_Exercise aim_.
Excluding images, repeat the data exactly as given.
▶
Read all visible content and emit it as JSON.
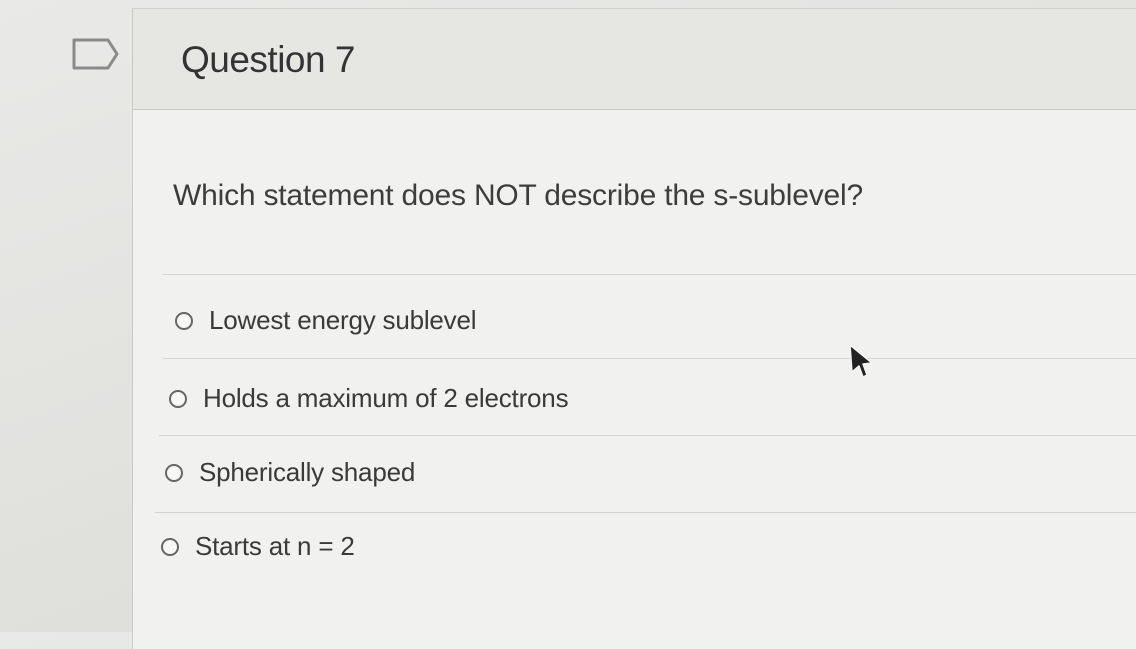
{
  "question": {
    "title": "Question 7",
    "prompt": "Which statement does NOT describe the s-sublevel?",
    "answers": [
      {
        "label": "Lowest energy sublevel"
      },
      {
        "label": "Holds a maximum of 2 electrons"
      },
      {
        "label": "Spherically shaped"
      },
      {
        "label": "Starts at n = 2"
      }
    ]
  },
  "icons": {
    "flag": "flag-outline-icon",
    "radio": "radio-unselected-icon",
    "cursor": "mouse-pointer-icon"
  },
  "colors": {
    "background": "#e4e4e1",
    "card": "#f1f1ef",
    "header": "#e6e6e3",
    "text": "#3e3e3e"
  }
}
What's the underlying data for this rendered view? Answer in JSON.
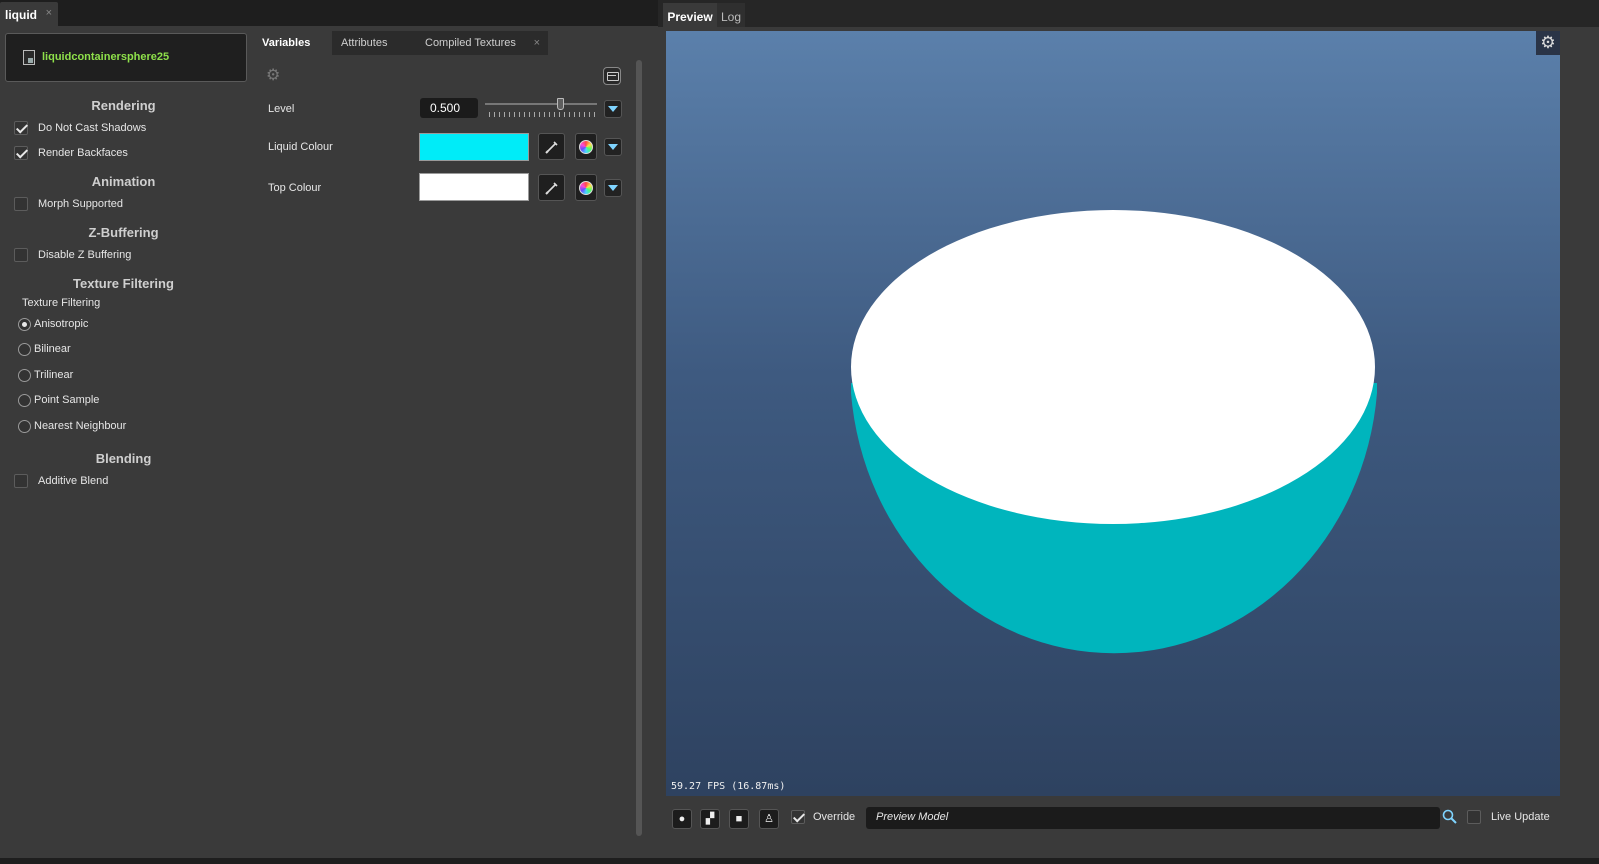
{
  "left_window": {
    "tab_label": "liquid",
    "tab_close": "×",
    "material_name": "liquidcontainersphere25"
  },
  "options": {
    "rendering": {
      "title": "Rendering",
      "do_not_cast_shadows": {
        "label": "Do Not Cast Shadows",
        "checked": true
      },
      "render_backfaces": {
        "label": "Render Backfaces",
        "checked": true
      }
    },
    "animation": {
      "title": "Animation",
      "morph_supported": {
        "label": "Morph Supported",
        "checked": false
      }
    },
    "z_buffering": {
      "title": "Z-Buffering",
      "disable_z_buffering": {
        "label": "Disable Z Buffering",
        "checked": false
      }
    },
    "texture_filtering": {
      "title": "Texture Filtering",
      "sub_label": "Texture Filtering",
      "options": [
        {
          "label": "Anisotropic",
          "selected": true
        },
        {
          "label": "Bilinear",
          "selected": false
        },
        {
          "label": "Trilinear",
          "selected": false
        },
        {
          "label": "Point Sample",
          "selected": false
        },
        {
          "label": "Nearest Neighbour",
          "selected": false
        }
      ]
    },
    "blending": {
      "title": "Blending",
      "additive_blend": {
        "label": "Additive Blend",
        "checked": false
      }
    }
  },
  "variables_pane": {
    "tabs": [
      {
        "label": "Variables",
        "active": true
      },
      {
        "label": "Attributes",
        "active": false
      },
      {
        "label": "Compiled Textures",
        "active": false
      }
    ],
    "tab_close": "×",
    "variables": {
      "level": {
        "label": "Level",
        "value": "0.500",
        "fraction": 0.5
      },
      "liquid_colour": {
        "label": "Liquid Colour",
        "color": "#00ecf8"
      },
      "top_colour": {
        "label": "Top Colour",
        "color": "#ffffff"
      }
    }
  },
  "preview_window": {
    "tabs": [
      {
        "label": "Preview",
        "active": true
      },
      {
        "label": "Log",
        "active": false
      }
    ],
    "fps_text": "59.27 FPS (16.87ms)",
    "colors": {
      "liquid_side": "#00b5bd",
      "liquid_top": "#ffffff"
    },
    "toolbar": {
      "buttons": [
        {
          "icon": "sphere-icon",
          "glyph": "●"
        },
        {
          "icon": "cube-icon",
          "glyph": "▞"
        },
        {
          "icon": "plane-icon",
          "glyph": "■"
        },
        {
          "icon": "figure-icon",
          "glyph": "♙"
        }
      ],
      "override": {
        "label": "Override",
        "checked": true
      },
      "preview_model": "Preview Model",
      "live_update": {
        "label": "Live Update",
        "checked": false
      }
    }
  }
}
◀
_Written answer_.
Read all visible content and emit it as JSON.
{
  "question": {
    "title": "Question 7",
    "prompt": "Which statement does NOT describe the s-sublevel?",
    "answers": [
      {
        "label": "Lowest energy sublevel"
      },
      {
        "label": "Holds a maximum of 2 electrons"
      },
      {
        "label": "Spherically shaped"
      },
      {
        "label": "Starts at n = 2"
      }
    ]
  },
  "icons": {
    "flag": "flag-outline-icon",
    "radio": "radio-unselected-icon",
    "cursor": "mouse-pointer-icon"
  },
  "colors": {
    "background": "#e4e4e1",
    "card": "#f1f1ef",
    "header": "#e6e6e3",
    "text": "#3e3e3e"
  }
}
What's the underlying data for this rendered view? Answer in JSON.
{
  "left_window": {
    "tab_label": "liquid",
    "tab_close": "×",
    "material_name": "liquidcontainersphere25"
  },
  "options": {
    "rendering": {
      "title": "Rendering",
      "do_not_cast_shadows": {
        "label": "Do Not Cast Shadows",
        "checked": true
      },
      "render_backfaces": {
        "label": "Render Backfaces",
        "checked": true
      }
    },
    "animation": {
      "title": "Animation",
      "morph_supported": {
        "label": "Morph Supported",
        "checked": false
      }
    },
    "z_buffering": {
      "title": "Z-Buffering",
      "disable_z_buffering": {
        "label": "Disable Z Buffering",
        "checked": false
      }
    },
    "texture_filtering": {
      "title": "Texture Filtering",
      "sub_label": "Texture Filtering",
      "options": [
        {
          "label": "Anisotropic",
          "selected": true
        },
        {
          "label": "Bilinear",
          "selected": false
        },
        {
          "label": "Trilinear",
          "selected": false
        },
        {
          "label": "Point Sample",
          "selected": false
        },
        {
          "label": "Nearest Neighbour",
          "selected": false
        }
      ]
    },
    "blending": {
      "title": "Blending",
      "additive_blend": {
        "label": "Additive Blend",
        "checked": false
      }
    }
  },
  "variables_pane": {
    "tabs": [
      {
        "label": "Variables",
        "active": true
      },
      {
        "label": "Attributes",
        "active": false
      },
      {
        "label": "Compiled Textures",
        "active": false
      }
    ],
    "tab_close": "×",
    "variables": {
      "level": {
        "label": "Level",
        "value": "0.500",
        "fraction": 0.5
      },
      "liquid_colour": {
        "label": "Liquid Colour",
        "color": "#00ecf8"
      },
      "top_colour": {
        "label": "Top Colour",
        "color": "#ffffff"
      }
    }
  },
  "preview_window": {
    "tabs": [
      {
        "label": "Preview",
        "active": true
      },
      {
        "label": "Log",
        "active": false
      }
    ],
    "fps_text": "59.27 FPS (16.87ms)",
    "colors": {
      "liquid_side": "#00b5bd",
      "liquid_top": "#ffffff"
    },
    "toolbar": {
      "buttons": [
        {
          "icon": "sphere-icon",
          "glyph": "●"
        },
        {
          "icon": "cube-icon",
          "glyph": "▞"
        },
        {
          "icon": "plane-icon",
          "glyph": "■"
        },
        {
          "icon": "figure-icon",
          "glyph": "♙"
        }
      ],
      "override": {
        "label": "Override",
        "checked": true
      },
      "preview_model": "Preview Model",
      "live_update": {
        "label": "Live Update",
        "checked": false
      }
    }
  }
}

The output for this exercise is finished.